■ Task
Please reproduce the following records exactly as they appear.

■ Supplied data
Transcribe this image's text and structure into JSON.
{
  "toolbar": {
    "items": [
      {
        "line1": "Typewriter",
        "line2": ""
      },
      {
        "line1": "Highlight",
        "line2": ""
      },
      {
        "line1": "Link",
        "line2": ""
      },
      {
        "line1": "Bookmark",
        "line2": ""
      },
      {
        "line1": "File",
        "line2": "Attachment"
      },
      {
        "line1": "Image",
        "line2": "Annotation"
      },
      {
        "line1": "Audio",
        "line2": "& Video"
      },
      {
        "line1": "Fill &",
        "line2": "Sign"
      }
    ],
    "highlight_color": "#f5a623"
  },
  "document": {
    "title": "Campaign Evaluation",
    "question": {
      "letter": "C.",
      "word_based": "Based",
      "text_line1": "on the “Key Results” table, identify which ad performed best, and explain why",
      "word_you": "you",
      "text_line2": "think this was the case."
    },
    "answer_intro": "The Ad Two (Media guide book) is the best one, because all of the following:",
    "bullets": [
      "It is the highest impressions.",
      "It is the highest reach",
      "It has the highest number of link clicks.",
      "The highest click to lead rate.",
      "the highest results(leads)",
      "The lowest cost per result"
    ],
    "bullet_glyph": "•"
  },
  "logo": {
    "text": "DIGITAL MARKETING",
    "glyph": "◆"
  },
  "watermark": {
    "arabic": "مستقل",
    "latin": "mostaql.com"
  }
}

■ Task result
Transcribe this image's text and structure into JSON.
{
  "toolbar": {
    "items": [
      {
        "line1": "Typewriter",
        "line2": ""
      },
      {
        "line1": "Highlight",
        "line2": ""
      },
      {
        "line1": "Link",
        "line2": ""
      },
      {
        "line1": "Bookmark",
        "line2": ""
      },
      {
        "line1": "File",
        "line2": "Attachment"
      },
      {
        "line1": "Image",
        "line2": "Annotation"
      },
      {
        "line1": "Audio",
        "line2": "& Video"
      },
      {
        "line1": "Fill &",
        "line2": "Sign"
      }
    ],
    "highlight_color": "#f5a623"
  },
  "document": {
    "title": "Campaign Evaluation",
    "question": {
      "letter": "C.",
      "word_based": "Based",
      "text_line1": "on the “Key Results” table, identify which ad performed best, and explain why",
      "word_you": "you",
      "text_line2": "think this was the case."
    },
    "answer_intro": "The Ad Two (Media guide book) is the best one, because all of the following:",
    "bullets": [
      "It is the highest impressions.",
      "It is the highest reach",
      "It has the highest number of link clicks.",
      "The highest click to lead rate.",
      "the highest results(leads)",
      "The lowest cost per result"
    ],
    "bullet_glyph": "•"
  },
  "logo": {
    "text": "DIGITAL MARKETING",
    "glyph": "◆"
  },
  "watermark": {
    "arabic": "مستقل",
    "latin": "mostaql.com"
  }
}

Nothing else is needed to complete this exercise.